We were very proud when our President, Greg Baldwin, spoke at the Social Media for Nonprofits Conference earlier this month. Nonprofit managers already know how important volunteers are to an organization. This conference was an intriguing look at the way social media—if you’re not using it already—can help you do just about everything – including (or especially) volunteer engagement.
The Buzzword: Volunteers
This was the second time the Conference stopped in San Francisco. While volunteering wasn’t a focus in June, this time it was on everyone’s radar. Chelsa Bocci from Kiva told us they have 10 volunteers or pro-bono professionals for every one paid-employee. Meg Garlinghouse offered tips for using Linkedin’s new service for nonprofits, Linkedin for Good, which makes it easier for nonprofits to tap into the leading professional social network to find the perfect volunteer for the job.
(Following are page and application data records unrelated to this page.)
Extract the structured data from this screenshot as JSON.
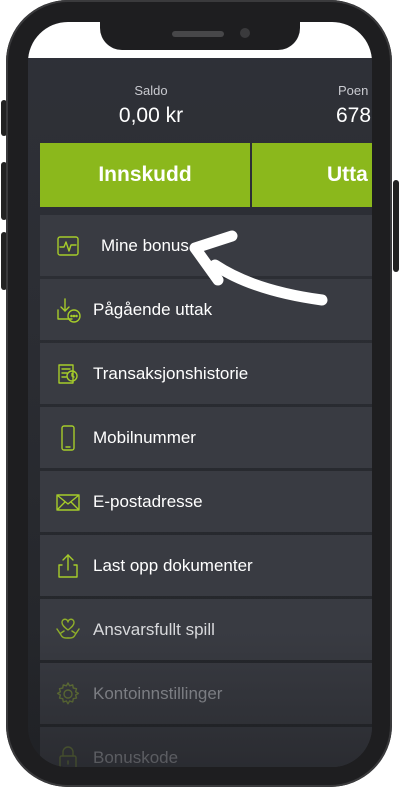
{
  "balances": {
    "saldo_label": "Saldo",
    "saldo_value": "0,00 kr",
    "poeng_label": "Poen",
    "poeng_value": "678"
  },
  "actions": {
    "deposit_label": "Innskudd",
    "withdraw_label": "Utta"
  },
  "menu": {
    "items": [
      {
        "label": "Mine bonus",
        "icon": "activity-chart-icon"
      },
      {
        "label": "Pågående uttak",
        "icon": "download-pending-icon"
      },
      {
        "label": "Transaksjonshistorie",
        "icon": "receipt-history-icon"
      },
      {
        "label": "Mobilnummer",
        "icon": "mobile-phone-icon"
      },
      {
        "label": "E-postadresse",
        "icon": "envelope-icon"
      },
      {
        "label": "Last opp dokumenter",
        "icon": "upload-icon"
      },
      {
        "label": "Ansvarsfullt spill",
        "icon": "hands-heart-icon"
      },
      {
        "label": "Kontoinnstillinger",
        "icon": "gear-icon"
      },
      {
        "label": "Bonuskode",
        "icon": "lock-icon"
      }
    ]
  },
  "colors": {
    "accent": "#8bb81c",
    "icon_accent": "#a6cc2a",
    "menu_bg": "#393b42",
    "screen_bg": "#2f3138"
  }
}
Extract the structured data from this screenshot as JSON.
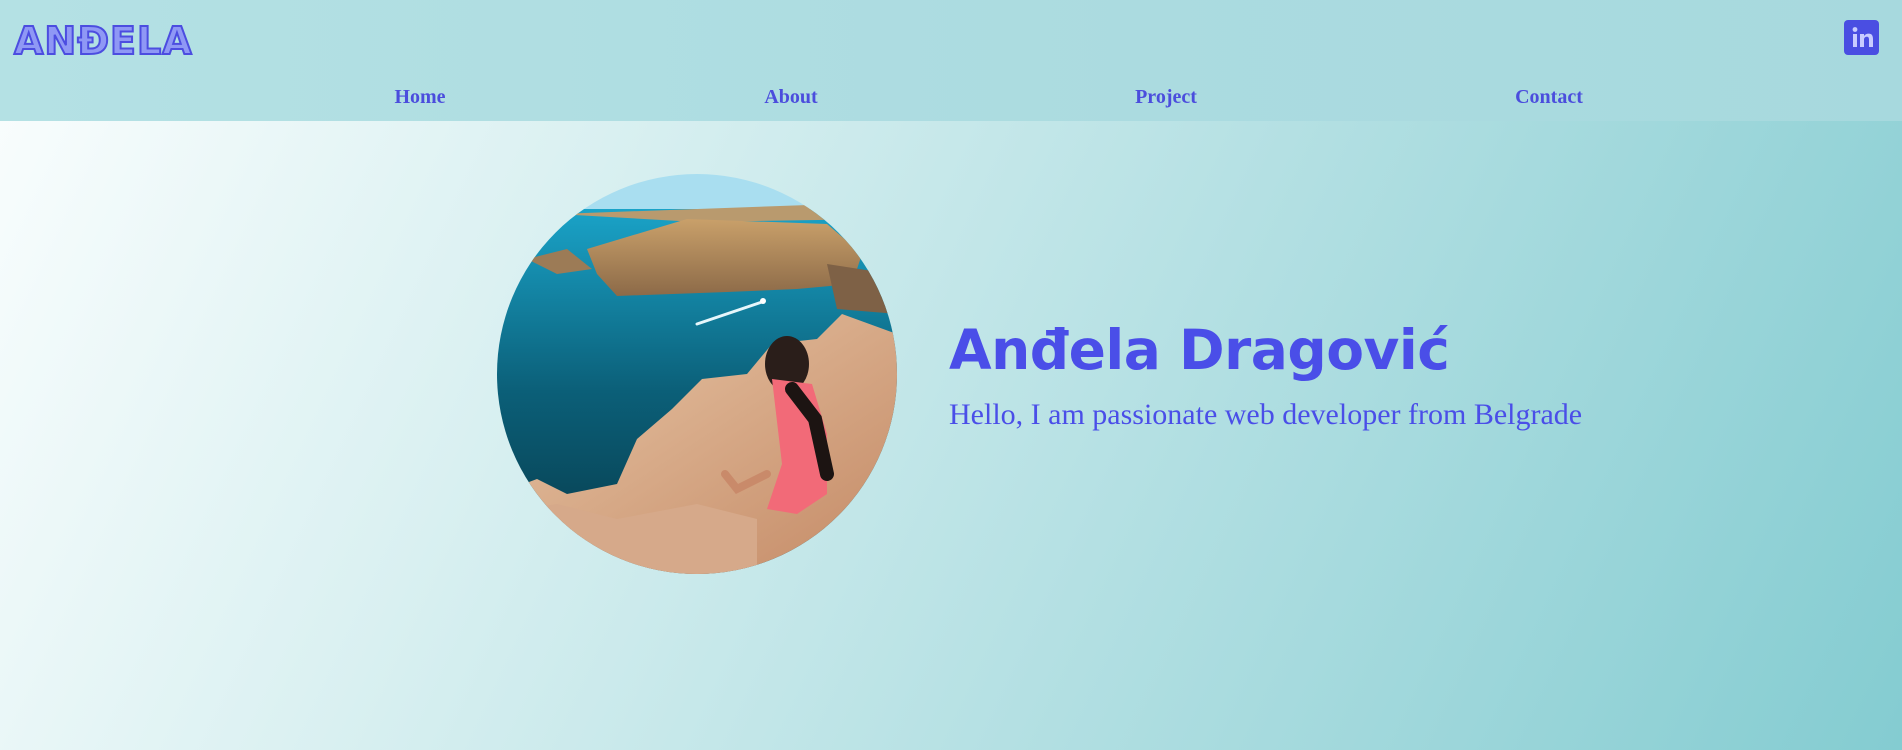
{
  "header": {
    "logo_text": "ANĐELA",
    "social_icon": "linkedin-icon"
  },
  "nav": {
    "items": [
      {
        "label": "Home"
      },
      {
        "label": "About"
      },
      {
        "label": "Project"
      },
      {
        "label": "Contact"
      }
    ]
  },
  "hero": {
    "name": "Anđela Dragović",
    "tagline": "Hello, I am passionate web developer from Belgrade",
    "photo_icon": "profile-photo"
  },
  "colors": {
    "accent": "#4a4ee8",
    "header_bg": "#addde1",
    "logo_fill": "#8f98f5"
  }
}
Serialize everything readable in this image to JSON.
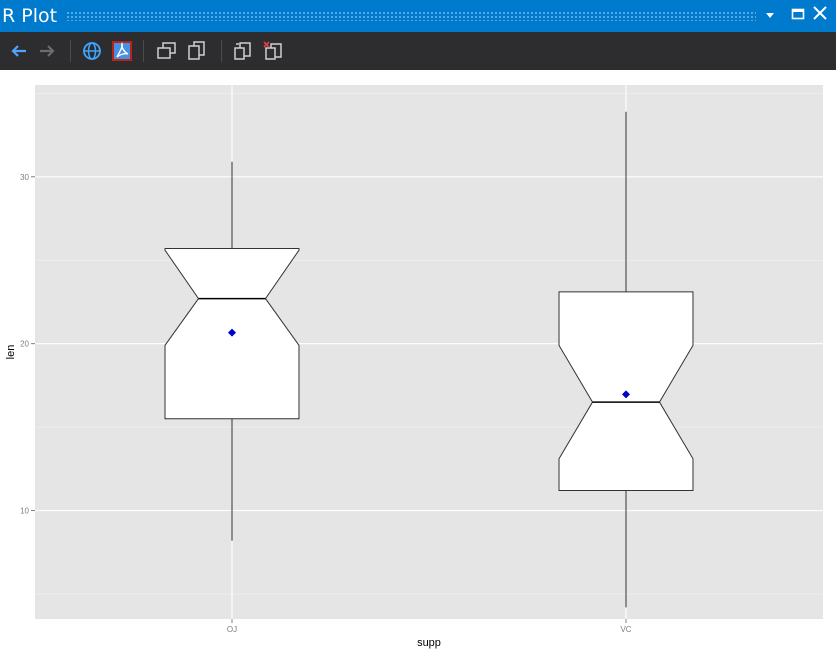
{
  "window": {
    "title": "R Plot",
    "controls": [
      "dropdown-icon",
      "maximize-icon",
      "close-icon"
    ]
  },
  "toolbar": {
    "buttons": [
      "back-arrow-icon",
      "forward-arrow-icon",
      "globe-icon",
      "pdf-icon",
      "copy-window-icon",
      "copy-page-icon",
      "export-icon",
      "remove-plot-icon"
    ]
  },
  "colors": {
    "titlebar": "#007acc",
    "toolbar": "#2d2d30",
    "panel": "#e5e5e5",
    "mean_marker": "#0000cc"
  },
  "chart_data": {
    "type": "boxplot",
    "xlabel": "supp",
    "ylabel": "len",
    "categories": [
      "OJ",
      "VC"
    ],
    "ylim": [
      3.5,
      35.5
    ],
    "yticks": [
      10,
      20,
      30
    ],
    "grid": true,
    "boxes": [
      {
        "category": "OJ",
        "whisker_low": 8.2,
        "q1": 15.5,
        "median": 22.7,
        "q3": 25.7,
        "whisker_high": 30.9,
        "notch_low": 19.9,
        "notch_high": 25.6,
        "mean": 20.66
      },
      {
        "category": "VC",
        "whisker_low": 4.2,
        "q1": 11.2,
        "median": 16.5,
        "q3": 23.1,
        "whisker_high": 33.9,
        "notch_low": 13.1,
        "notch_high": 19.9,
        "mean": 16.96
      }
    ]
  }
}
Greg’s presentation, “Inside Out: Engaging Volunteers in a Social Media World” showed us that the volunteer community has grown to include a new set of people. Volunteers don’t just stuff envelopes anymore. They can be board members, graphic designers, and social media strategists. The best way to reach this socially-active, plugged-in group is by meeting them on the networks they’re already using.
However, in order to capture attention in a medium that is constantly pushing old, two-dimensional content to the bottom of the feed, volunteer managers should keep in mind exactly who they’re trying to reach. Social media will allow you to create content that caters specifically to your targets, making them more likely to engage and give feedback, and from here you can form a close-knit community of supporters.
I started volunteering to get a feel for what it’s like working at a web-based nonprofit, and to build up some real-world experience. The more time I spent here, the more I understood what the people around me are working towards.
Whether it’s learning about tools for social media outreach, sitting in on meetings with the Communications Department, or getting the rare opportunity to attend the SM4NP Conference, my volunteer experience has been truly fulfilling. The most rewarding part, though, is knowing that I’m helping the people I’ve come to meet along the way with their daily goal — helping connect good people and good causes.
Volunteer Engagement is Donor Engagement
Greg showed us that volunteers are influential not only in terms of human resources, but fundraising as well. Two-thirds of volunteers donate to the organizations they serve, and they’re likely to give 10 times more than regular donors.
Social media allows you to drastically increase the number of people you deliver your message to. Imagine if this message were compelling enough to inspire people to get involved offline and experience first-hand the work you do. This is what makes volunteers want to donate money as well as time.
Greg introduced the audience to the &you widget from Johnson & Johnson, a tool for streamlining the way that people interact with nonprofits. It’s an all-in-one interface for listing volunteer and job opportunities, news and events, and a simple way to donate. The widget can then go directly on your website, blog or Facebook page.
The point is, don’t make the mistake of thinking that people don’t have the time or energy to help. Your support base is right at your fingertips thanks to social media tools like these.
The Three R’s
Social networks should be a fundamental part of the entire volunteer-cycle. Remember the three R’s of volunteer engagement: Recruitment, Retention and Recognition. Enticing photos can captivate potential volunteers. YouTube training videos can speed up the introduction process, and mentions on a Facebook post can give thanks.
Remember that these social media networks are all ways to supplement genuine relationships. It’s a new medium for your message, but the content of your message is still what matters most.
Once you start to get the hang of it, you will begin to witness the way social media enhances your organization’s ability to engage volunteers, which at the end of day positively impacts pretty much everyone.